Data excerpts
|---|
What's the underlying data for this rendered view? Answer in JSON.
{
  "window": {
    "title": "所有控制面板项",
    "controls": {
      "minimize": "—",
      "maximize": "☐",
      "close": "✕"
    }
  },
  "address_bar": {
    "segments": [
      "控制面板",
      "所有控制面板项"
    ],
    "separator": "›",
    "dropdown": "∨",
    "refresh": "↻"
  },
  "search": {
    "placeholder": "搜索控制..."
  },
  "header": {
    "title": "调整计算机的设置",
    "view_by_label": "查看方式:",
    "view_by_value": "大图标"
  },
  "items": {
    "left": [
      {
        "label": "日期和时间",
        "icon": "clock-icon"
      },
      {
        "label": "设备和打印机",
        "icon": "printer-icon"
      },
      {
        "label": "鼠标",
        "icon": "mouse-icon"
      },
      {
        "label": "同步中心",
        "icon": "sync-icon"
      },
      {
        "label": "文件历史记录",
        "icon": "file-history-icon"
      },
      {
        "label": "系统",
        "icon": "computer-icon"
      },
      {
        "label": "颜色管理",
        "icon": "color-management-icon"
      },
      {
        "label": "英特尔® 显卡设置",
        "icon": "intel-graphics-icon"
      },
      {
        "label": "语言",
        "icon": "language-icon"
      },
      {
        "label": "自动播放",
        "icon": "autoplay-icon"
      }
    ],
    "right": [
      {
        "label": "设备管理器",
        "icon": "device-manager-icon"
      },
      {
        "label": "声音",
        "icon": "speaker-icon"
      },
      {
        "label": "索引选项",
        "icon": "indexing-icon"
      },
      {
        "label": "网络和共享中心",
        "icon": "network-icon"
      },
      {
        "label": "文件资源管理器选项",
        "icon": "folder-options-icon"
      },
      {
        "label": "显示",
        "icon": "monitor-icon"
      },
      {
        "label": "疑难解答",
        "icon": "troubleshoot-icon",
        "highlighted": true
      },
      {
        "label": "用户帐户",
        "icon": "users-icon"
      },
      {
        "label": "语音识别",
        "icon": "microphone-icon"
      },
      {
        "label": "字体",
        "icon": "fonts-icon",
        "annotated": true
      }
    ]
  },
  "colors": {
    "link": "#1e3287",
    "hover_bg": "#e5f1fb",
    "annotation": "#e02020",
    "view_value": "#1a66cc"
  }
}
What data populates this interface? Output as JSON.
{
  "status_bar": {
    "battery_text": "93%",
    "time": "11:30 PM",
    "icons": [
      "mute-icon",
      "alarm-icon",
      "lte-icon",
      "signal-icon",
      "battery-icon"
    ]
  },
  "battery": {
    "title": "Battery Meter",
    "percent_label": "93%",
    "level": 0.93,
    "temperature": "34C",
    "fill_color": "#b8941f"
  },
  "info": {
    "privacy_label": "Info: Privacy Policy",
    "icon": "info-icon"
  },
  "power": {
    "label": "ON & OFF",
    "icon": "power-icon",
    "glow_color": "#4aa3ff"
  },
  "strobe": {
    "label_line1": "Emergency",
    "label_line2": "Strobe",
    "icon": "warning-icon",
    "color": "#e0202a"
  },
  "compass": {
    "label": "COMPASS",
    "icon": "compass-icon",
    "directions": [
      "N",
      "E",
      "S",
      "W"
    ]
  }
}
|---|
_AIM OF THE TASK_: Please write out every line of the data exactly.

_PROBLEM SOLUTION_:
What's the underlying data for this rendered view? Answer in JSON.
{
  "window": {
    "title": "所有控制面板项",
    "controls": {
      "minimize": "—",
      "maximize": "☐",
      "close": "✕"
    }
  },
  "address_bar": {
    "segments": [
      "控制面板",
      "所有控制面板项"
    ],
    "separator": "›",
    "dropdown": "∨",
    "refresh": "↻"
  },
  "search": {
    "placeholder": "搜索控制..."
  },
  "header": {
    "title": "调整计算机的设置",
    "view_by_label": "查看方式:",
    "view_by_value": "大图标"
  },
  "items": {
    "left": [
      {
        "label": "日期和时间",
        "icon": "clock-icon"
      },
      {
        "label": "设备和打印机",
        "icon": "printer-icon"
      },
      {
        "label": "鼠标",
        "icon": "mouse-icon"
      },
      {
        "label": "同步中心",
        "icon": "sync-icon"
      },
      {
        "label": "文件历史记录",
        "icon": "file-history-icon"
      },
      {
        "label": "系统",
        "icon": "computer-icon"
      },
      {
        "label": "颜色管理",
        "icon": "color-management-icon"
      },
      {
        "label": "英特尔® 显卡设置",
        "icon": "intel-graphics-icon"
      },
      {
        "label": "语言",
        "icon": "language-icon"
      },
      {
        "label": "自动播放",
        "icon": "autoplay-icon"
      }
    ],
    "right": [
      {
        "label": "设备管理器",
        "icon": "device-manager-icon"
      },
      {
        "label": "声音",
        "icon": "speaker-icon"
      },
      {
        "label": "索引选项",
        "icon": "indexing-icon"
      },
      {
        "label": "网络和共享中心",
        "icon": "network-icon"
      },
      {
        "label": "文件资源管理器选项",
        "icon": "folder-options-icon"
      },
      {
        "label": "显示",
        "icon": "monitor-icon"
      },
      {
        "label": "疑难解答",
        "icon": "troubleshoot-icon",
        "highlighted": true
      },
      {
        "label": "用户帐户",
        "icon": "users-icon"
      },
      {
        "label": "语音识别",
        "icon": "microphone-icon"
      },
      {
        "label": "字体",
        "icon": "fonts-icon",
        "annotated": true
      }
    ]
  },
  "colors": {
    "link": "#1e3287",
    "hover_bg": "#e5f1fb",
    "annotation": "#e02020",
    "view_value": "#1a66cc"
  }
}
What data populates this interface? Output as JSON.
{
  "status_bar": {
    "battery_text": "93%",
    "time": "11:30 PM",
    "icons": [
      "mute-icon",
      "alarm-icon",
      "lte-icon",
      "signal-icon",
      "battery-icon"
    ]
  },
  "battery": {
    "title": "Battery Meter",
    "percent_label": "93%",
    "level": 0.93,
    "temperature": "34C",
    "fill_color": "#b8941f"
  },
  "info": {
    "privacy_label": "Info: Privacy Policy",
    "icon": "info-icon"
  },
  "power": {
    "label": "ON & OFF",
    "icon": "power-icon",
    "glow_color": "#4aa3ff"
  },
  "strobe": {
    "label_line1": "Emergency",
    "label_line2": "Strobe",
    "icon": "warning-icon",
    "color": "#e0202a"
  },
  "compass": {
    "label": "COMPASS",
    "icon": "compass-icon",
    "directions": [
      "N",
      "E",
      "S",
      "W"
    ]
  }
}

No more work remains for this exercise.